Sunday, September 19, 2010

$5 a Day: Movie Review


The best of independent filmmaking.

"$5 a Day" is a father-son road trip movie. You may think you've seen that done way too many times before, but this plays out as if it's completely original. This is, quite simply, a smart, entertaining independent film. It also doesn't hurt that it has an all-star cast behind it. The handsome and completely endearing Alessandro Nivola is Flynn, the son, who is just trying to live a normal life. 2008 (with 2010 DVD release)

Directed by: Nigel Cole

Screenplay by: Neal H. Dobrofsky and Tippi Dobrofsky

Starring: Christopher Walken and Alessandro Nivola
Christopher Walken, still on top of his game, is Nat, the father, who schemes and lies his way into living and travelling on just 5 dollars a day.

Flynn has a job as a health inspector – a job he takes seriously, but struggles with. A lot of these restaurant owners and employers are just good, honest people trying to make a living, and if he writes them up for a small violation, he could be responsible for ruining their lives. The character of Flynn is loaded with these moral conflicts.
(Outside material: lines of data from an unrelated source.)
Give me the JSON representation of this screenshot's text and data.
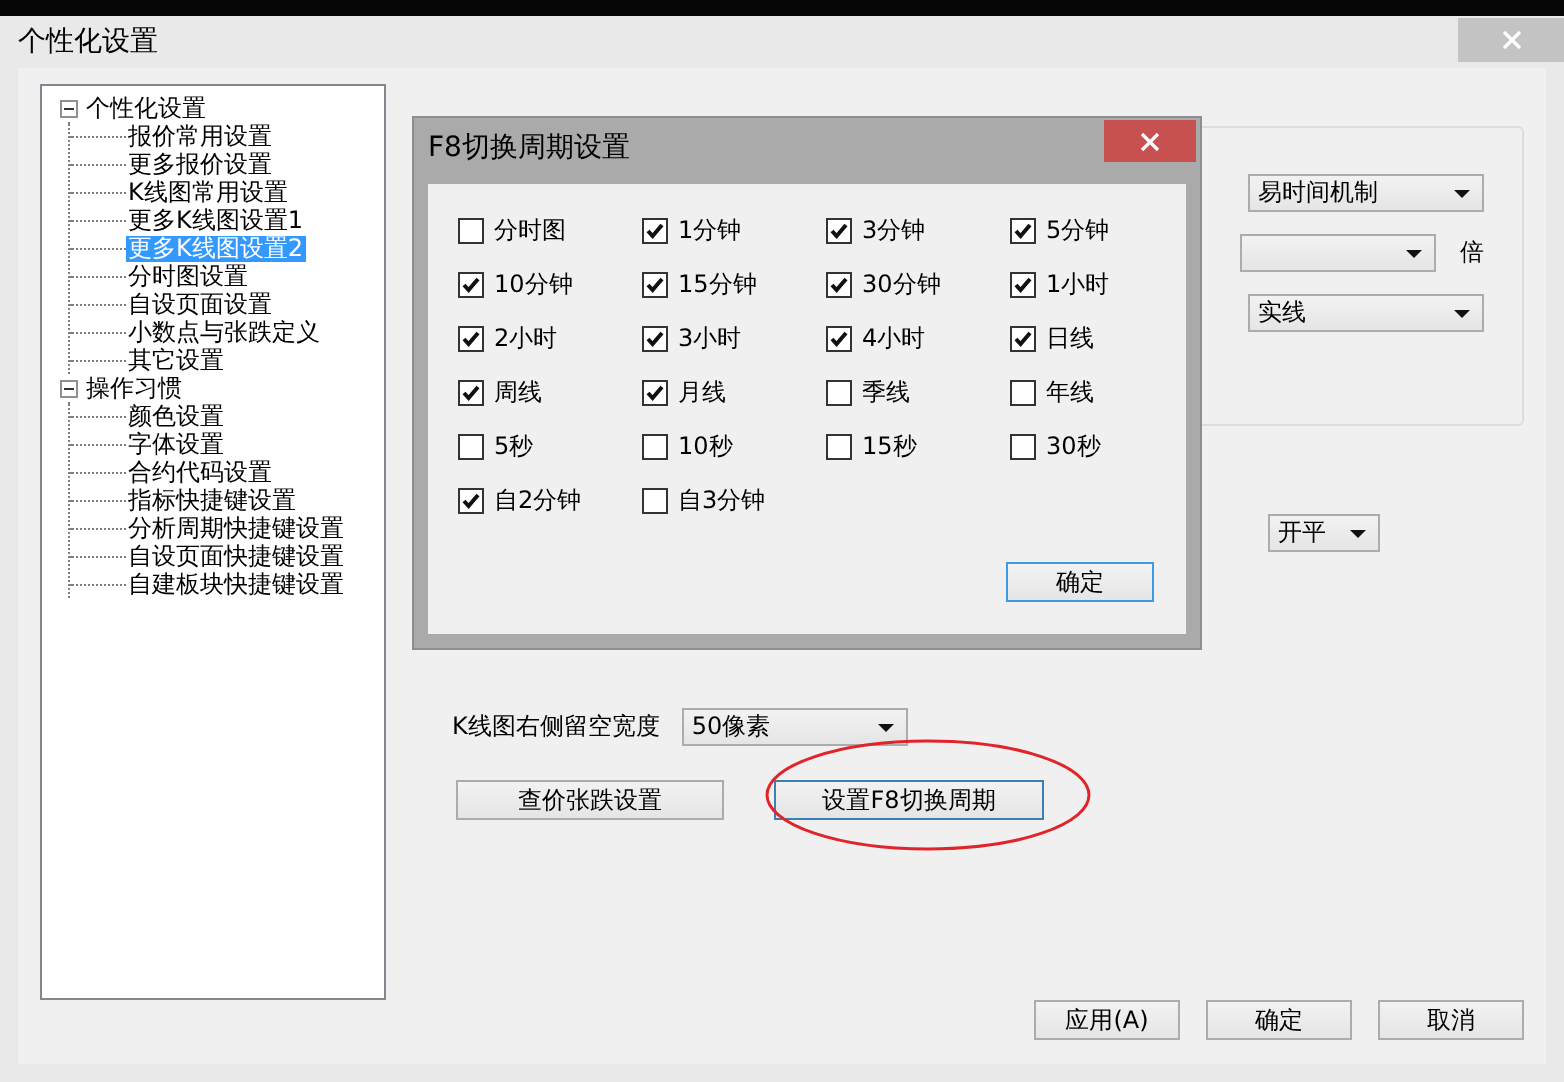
{
  "window": {
    "title": "个性化设置"
  },
  "tree": [
    {
      "label": "个性化设置",
      "expanded": true,
      "children": [
        {
          "label": "报价常用设置",
          "selected": false
        },
        {
          "label": "更多报价设置",
          "selected": false
        },
        {
          "label": "K线图常用设置",
          "selected": false
        },
        {
          "label": "更多K线图设置1",
          "selected": false
        },
        {
          "label": "更多K线图设置2",
          "selected": true
        },
        {
          "label": "分时图设置",
          "selected": false
        },
        {
          "label": "自设页面设置",
          "selected": false
        },
        {
          "label": "小数点与张跌定义",
          "selected": false
        },
        {
          "label": "其它设置",
          "selected": false
        }
      ]
    },
    {
      "label": "操作习惯",
      "expanded": true,
      "children": [
        {
          "label": "颜色设置",
          "selected": false
        },
        {
          "label": "字体设置",
          "selected": false
        },
        {
          "label": "合约代码设置",
          "selected": false
        },
        {
          "label": "指标快捷键设置",
          "selected": false
        },
        {
          "label": "分析周期快捷键设置",
          "selected": false
        },
        {
          "label": "自设页面快捷键设置",
          "selected": false
        },
        {
          "label": "自建板块快捷键设置",
          "selected": false
        }
      ]
    }
  ],
  "group_fields": [
    {
      "value": "易时间机制"
    },
    {
      "unit": "倍"
    },
    {
      "value": "实线"
    }
  ],
  "order_mode": {
    "value": "开平"
  },
  "margin_width": {
    "label": "K线图右侧留空宽度",
    "value": "50像素"
  },
  "buttons": [
    {
      "label": "查价张跌设置",
      "focused": false,
      "circled": false
    },
    {
      "label": "设置F8切换周期",
      "focused": true,
      "circled": true
    }
  ],
  "footer_buttons": [
    "应用(A)",
    "确定",
    "取消"
  ],
  "dialog": {
    "title": "F8切换周期设置",
    "options": [
      {
        "label": "分时图",
        "checked": false
      },
      {
        "label": "1分钟",
        "checked": true
      },
      {
        "label": "3分钟",
        "checked": true
      },
      {
        "label": "5分钟",
        "checked": true
      },
      {
        "label": "10分钟",
        "checked": true
      },
      {
        "label": "15分钟",
        "checked": true
      },
      {
        "label": "30分钟",
        "checked": true
      },
      {
        "label": "1小时",
        "checked": true
      },
      {
        "label": "2小时",
        "checked": true
      },
      {
        "label": "3小时",
        "checked": true
      },
      {
        "label": "4小时",
        "checked": true
      },
      {
        "label": "日线",
        "checked": true
      },
      {
        "label": "周线",
        "checked": true
      },
      {
        "label": "月线",
        "checked": true
      },
      {
        "label": "季线",
        "checked": false
      },
      {
        "label": "年线",
        "checked": false
      },
      {
        "label": "5秒",
        "checked": false
      },
      {
        "label": "10秒",
        "checked": false
      },
      {
        "label": "15秒",
        "checked": false
      },
      {
        "label": "30秒",
        "checked": false
      },
      {
        "label": "自2分钟",
        "checked": true
      },
      {
        "label": "自3分钟",
        "checked": false
      }
    ],
    "ok_button": "确定"
  }
}
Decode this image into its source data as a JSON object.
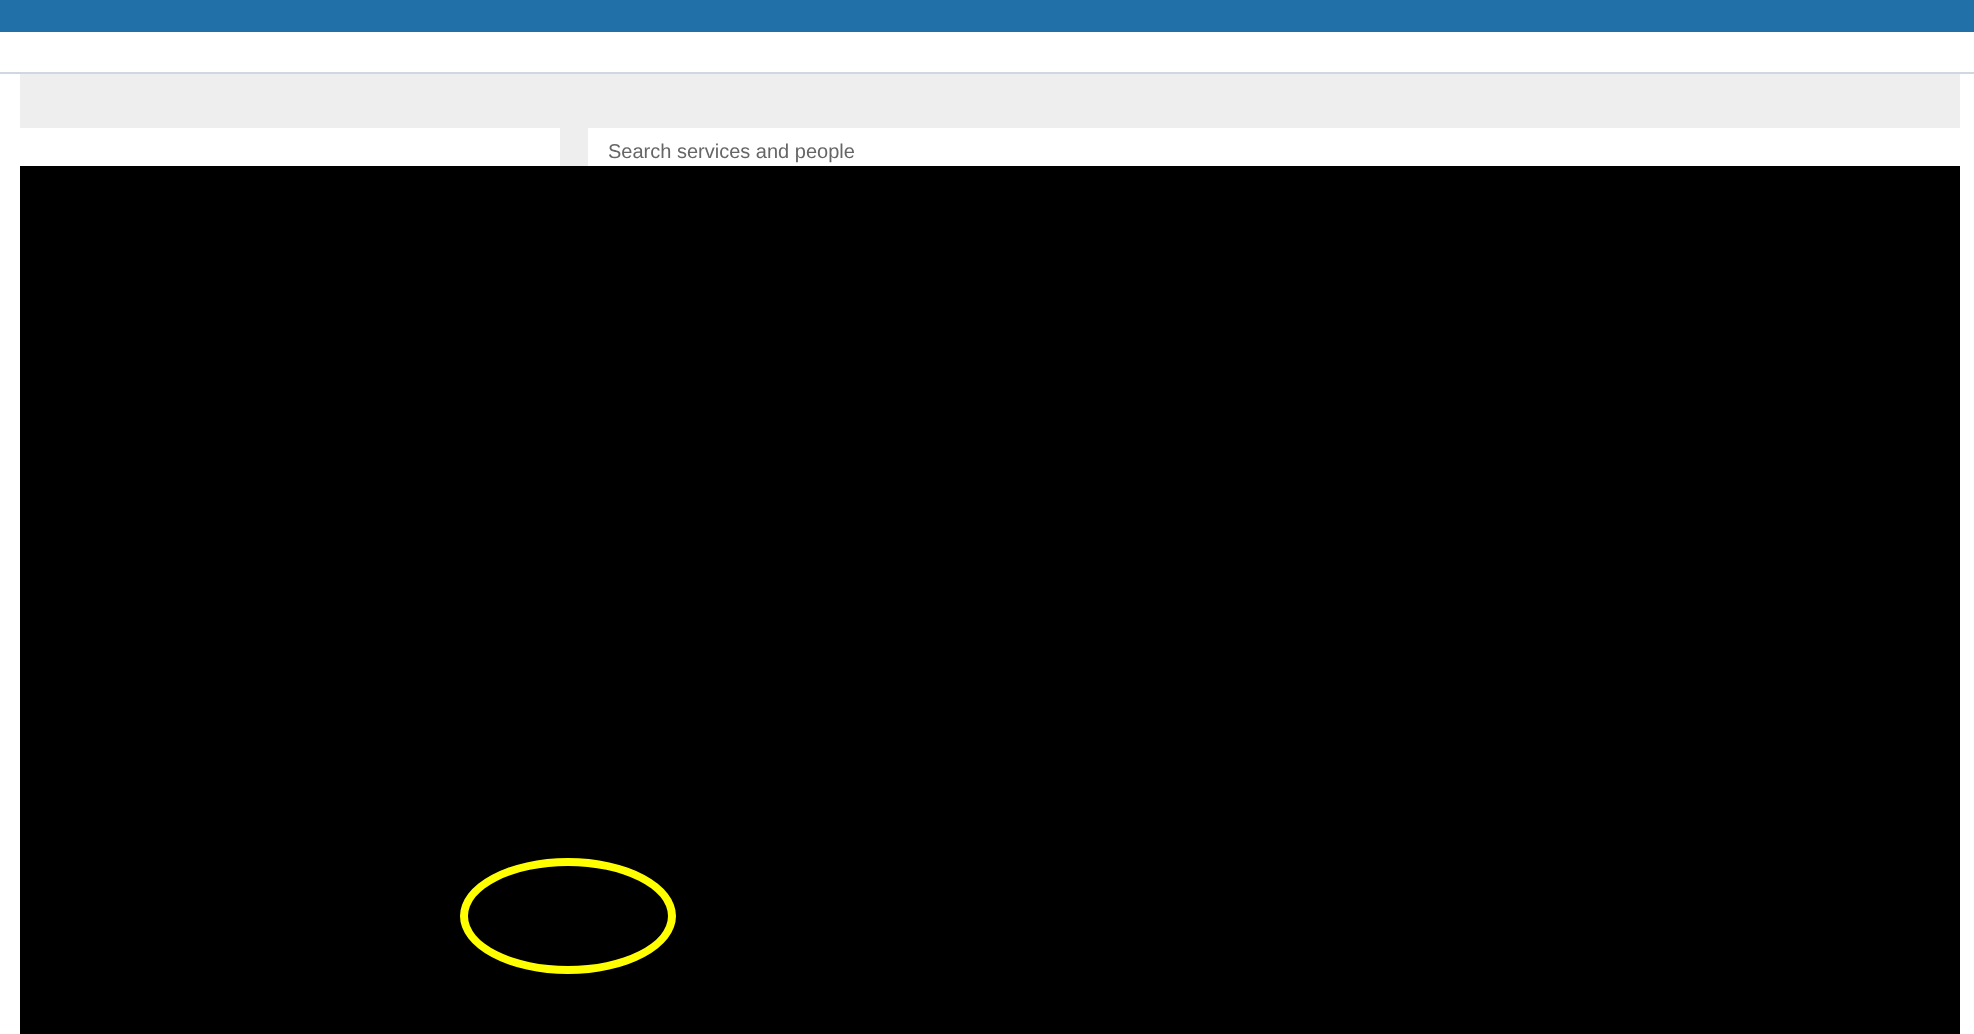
{
  "search": {
    "placeholder": "Search services and people"
  },
  "overlay": {
    "highlight": true
  }
}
The brilliant character writing and bringing these richly-defined characters to life like Nivola and Walken have, make $5 a day seem original despite a predictable plot.

Flynn’s past catches up with him and he’s fried from his job, so he comes home determined to save his relationship with his girlfriend Maggie (Amanda Peet), except his past has caught up with him there too and she’s already out the door.

After Flynn loses his job and Nat insists he's dying, Flynn agrees to drive his father across the country for treatment. There are plenty of hilarious cons and schemes, but also some touching honesty, along the way.

"$5 a Day" is a fantastic dramedy. It is billed as a comedy and it does have some low-key humour and many laughs. But by just calling it a comedy, that doesn't seem to give the film full credit for the brilliant character writing. There is a lot of intelligent undertones in the actions of the characters as they each mature in the journey. And the writer did that with subtlety and humour, no melodrama here.

This film was done better than I ever thought a relationship road trip movie could be done. I laughed all of the way, just enjoying the characters, and I didn't find all of the subtle lessons on relationships until after it was over. Walken and Nivola had great chemistry and completely won me over. I now expect them to play father and son in all of their future movies.
Best of 2010





Recommended:

The Joneses (2009) - A hilarious, original and inventive twist on "keeping up with the Joneses".

Blue State (2007) - The road trip genre taken to political and hilarious extremes.